EXERCISE BRIEF -> Considering the entries that follow, report how many lines include the string "Middle", giving the number alone.

Web page and app entries ->
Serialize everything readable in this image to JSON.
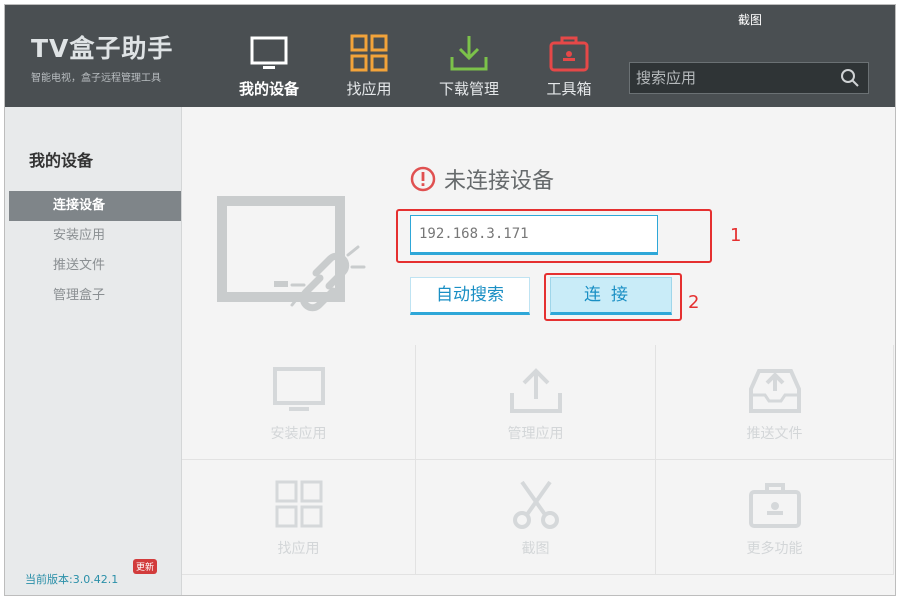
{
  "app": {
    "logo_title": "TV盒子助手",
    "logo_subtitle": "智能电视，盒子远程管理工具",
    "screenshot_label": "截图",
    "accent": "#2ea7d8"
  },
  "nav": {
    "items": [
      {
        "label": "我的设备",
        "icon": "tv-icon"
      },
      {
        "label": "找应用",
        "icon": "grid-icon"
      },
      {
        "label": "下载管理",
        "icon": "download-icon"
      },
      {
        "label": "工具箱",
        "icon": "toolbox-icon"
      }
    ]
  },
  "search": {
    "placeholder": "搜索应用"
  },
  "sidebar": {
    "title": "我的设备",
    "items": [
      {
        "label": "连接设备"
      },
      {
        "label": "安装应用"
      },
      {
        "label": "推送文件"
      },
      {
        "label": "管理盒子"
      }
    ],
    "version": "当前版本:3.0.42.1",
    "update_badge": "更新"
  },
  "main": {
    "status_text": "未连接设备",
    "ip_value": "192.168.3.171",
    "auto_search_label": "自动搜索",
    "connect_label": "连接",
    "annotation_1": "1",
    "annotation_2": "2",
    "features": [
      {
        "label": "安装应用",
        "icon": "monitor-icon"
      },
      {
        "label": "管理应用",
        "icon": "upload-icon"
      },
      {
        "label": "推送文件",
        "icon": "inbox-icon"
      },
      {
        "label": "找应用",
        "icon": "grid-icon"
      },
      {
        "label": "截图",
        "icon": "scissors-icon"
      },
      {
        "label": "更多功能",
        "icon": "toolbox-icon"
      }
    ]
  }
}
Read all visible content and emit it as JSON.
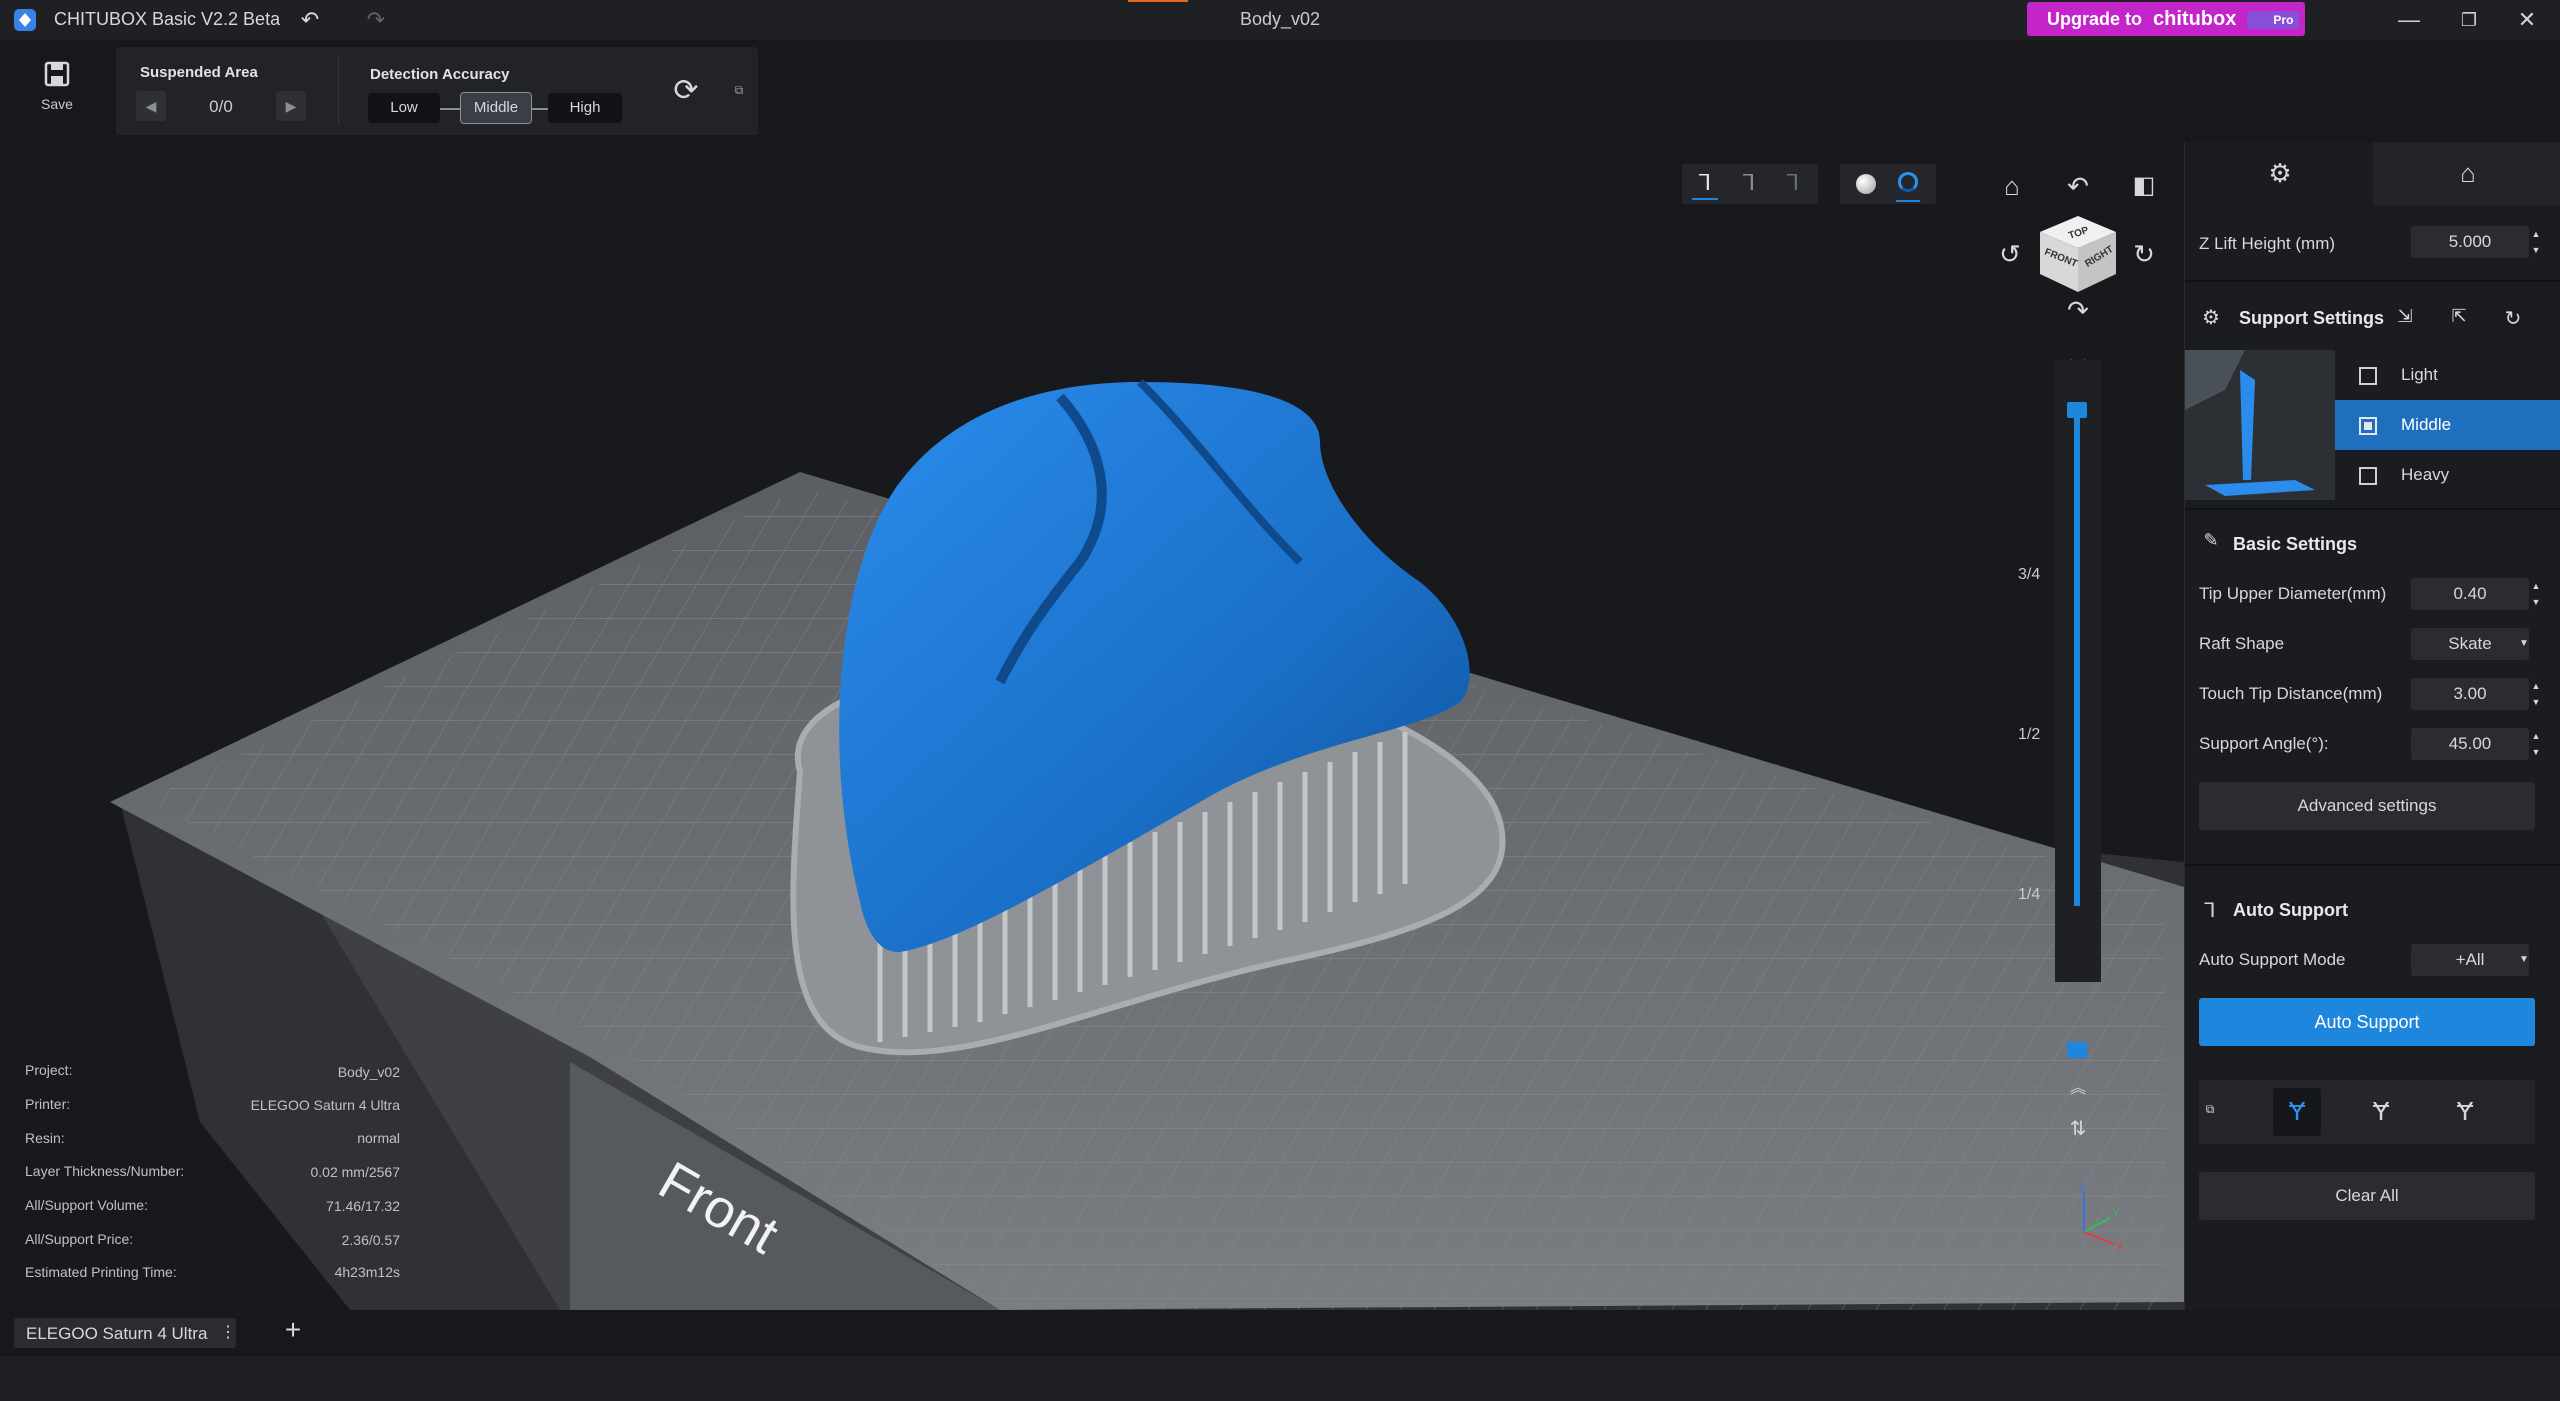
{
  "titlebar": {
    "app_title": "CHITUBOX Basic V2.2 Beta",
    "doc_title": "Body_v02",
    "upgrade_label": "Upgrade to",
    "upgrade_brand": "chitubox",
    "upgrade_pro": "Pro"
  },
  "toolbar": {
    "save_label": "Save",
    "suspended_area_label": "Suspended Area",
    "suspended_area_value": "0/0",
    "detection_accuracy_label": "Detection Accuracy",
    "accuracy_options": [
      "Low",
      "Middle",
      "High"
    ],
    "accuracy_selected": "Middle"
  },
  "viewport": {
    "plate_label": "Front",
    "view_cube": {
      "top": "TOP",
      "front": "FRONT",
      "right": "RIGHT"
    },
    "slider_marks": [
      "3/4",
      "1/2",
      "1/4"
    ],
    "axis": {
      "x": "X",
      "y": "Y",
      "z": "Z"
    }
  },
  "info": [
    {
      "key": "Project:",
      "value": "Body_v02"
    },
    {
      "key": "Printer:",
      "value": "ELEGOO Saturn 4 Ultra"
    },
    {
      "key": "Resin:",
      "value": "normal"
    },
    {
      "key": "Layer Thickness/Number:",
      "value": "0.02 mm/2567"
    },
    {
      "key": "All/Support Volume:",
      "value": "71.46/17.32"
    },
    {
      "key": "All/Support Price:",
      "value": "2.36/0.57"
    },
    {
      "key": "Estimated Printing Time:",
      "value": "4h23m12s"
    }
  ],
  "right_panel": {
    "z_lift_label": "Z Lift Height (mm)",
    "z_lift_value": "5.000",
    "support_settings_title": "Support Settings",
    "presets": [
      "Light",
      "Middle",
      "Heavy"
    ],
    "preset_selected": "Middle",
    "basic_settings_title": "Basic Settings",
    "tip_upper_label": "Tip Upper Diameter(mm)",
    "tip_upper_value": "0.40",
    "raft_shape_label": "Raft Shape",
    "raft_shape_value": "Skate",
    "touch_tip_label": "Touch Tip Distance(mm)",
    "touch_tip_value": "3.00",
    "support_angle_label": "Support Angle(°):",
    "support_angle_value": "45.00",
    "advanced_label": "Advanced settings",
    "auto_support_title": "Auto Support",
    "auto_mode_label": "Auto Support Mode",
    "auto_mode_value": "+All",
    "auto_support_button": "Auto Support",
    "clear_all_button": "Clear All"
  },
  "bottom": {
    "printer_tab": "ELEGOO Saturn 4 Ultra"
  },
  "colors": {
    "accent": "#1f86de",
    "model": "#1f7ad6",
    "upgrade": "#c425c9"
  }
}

COMPLETED TASK -> 4